Anders encourages people to go to gyms and follow guidelines from the Centers for Disease Control and Prevention that include wiping down machines after use.
“As long as the facility is keeping up with sterilization and CDC guidelines, it’s good to go to a gym,” he said.
Anders said his gym’s membership increased starting in March.
“We have a slightly older population,” he said. “We had a 40% decrease when we opened back up (last June after the initial statewide shutdown).
“We are starting to get people back who had canceled. There are still some staying away, but in most of those cases, they have other health concerns so they are being extra cautious.”
‘Safety of staff’
In some cases, it’s the gyms being cautious.
The YWCA Greater Johns-town isn’t ready to resume children’s swimming lessons despite calls daily from people asking for them, said Diane Lopez, YWCA board president.
“We are looking for safety of staff who tend to be older,” she said. “We have not felt comfortable enough yet reopening children’s swim classes because there would be younger parents, and they are not legally able to get a vaccine at this point, according to Pennsylvania’s vaccination schedule.”
Kelly Morgan, owner of MorGainz Fitness centers in Richland, Somerset, Westmont and Ebensburg, said she is seeing some returnees and is welcoming them with open arms.
“The gym keeps you healthy and keeps you moving,” she said. “Exercise is the best medicine there is.”
Being overweight increases the likelihood of getting severely ill from COVID-19, according to the CDC.
“Obesity is a complex disease with many contributing factors,” the CDC’s website said.
‘In the fresh air’
Neighborhood design can impact obesity rates in a community, according to the CDC.
A Johnstown trail organization is working toward developing ways for the community to cultivate healthier lifestyles, free of a membership charge.
Picking fresh fruit from trees while walking along Plum Street in Woodvale is an experience the Cambria County Recreation Authority is working to give people in the next couple years.
Planting fruit trees along urban trails is one of many goals of the authority, said its executive director, Cliff Kitner.

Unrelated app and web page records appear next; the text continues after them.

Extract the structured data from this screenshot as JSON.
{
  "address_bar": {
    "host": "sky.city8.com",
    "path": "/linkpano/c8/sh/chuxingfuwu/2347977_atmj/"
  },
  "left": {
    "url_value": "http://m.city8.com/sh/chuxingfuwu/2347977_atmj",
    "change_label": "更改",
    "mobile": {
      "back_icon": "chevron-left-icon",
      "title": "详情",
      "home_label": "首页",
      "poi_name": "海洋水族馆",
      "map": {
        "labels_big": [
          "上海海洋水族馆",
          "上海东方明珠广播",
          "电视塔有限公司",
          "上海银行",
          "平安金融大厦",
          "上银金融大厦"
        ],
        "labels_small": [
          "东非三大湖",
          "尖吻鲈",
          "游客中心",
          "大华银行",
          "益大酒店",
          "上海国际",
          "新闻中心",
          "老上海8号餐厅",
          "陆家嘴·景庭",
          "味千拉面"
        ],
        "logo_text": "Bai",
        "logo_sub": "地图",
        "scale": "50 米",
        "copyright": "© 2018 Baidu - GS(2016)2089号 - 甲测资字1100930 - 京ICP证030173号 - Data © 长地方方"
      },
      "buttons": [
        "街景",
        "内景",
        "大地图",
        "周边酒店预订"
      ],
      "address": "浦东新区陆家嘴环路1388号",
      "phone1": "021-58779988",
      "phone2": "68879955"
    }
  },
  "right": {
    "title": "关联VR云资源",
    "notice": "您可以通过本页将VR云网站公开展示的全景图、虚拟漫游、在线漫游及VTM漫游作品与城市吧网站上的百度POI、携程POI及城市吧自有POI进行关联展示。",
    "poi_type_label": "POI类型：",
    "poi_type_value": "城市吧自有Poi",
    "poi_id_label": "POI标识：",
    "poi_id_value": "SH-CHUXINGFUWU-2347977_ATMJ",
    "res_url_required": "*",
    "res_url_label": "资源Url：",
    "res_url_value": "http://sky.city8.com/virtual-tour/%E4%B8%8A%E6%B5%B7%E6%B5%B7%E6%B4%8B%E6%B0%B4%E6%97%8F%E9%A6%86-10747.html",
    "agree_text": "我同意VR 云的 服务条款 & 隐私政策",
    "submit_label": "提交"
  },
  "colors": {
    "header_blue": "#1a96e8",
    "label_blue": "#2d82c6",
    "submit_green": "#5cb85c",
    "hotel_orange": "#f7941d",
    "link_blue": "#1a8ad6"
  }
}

Kitner’s organization hired the EADS Group and H.F. Lenz to engineer improvements to the Jim Mayer Riverswalk Trail on the east end of Johnstown and the Path of the Flood Trail, which includes Plum Street.
He said the engineering phase of the project, which explores road improvements, bike lanes and connections to local restaurants, is funded by state and local grants. But a timeline for completion isn’t set.
“I look at trails as life blood that helps all communities create healthy options that doesn’t cost the user anything,” Kitner said. “With the pandemic, it’s a good family activity in the fresh air.”
Russ O’Reilly is a reporter for The Tribune-Democrat. Follow him on Twitter @RussellOReilly.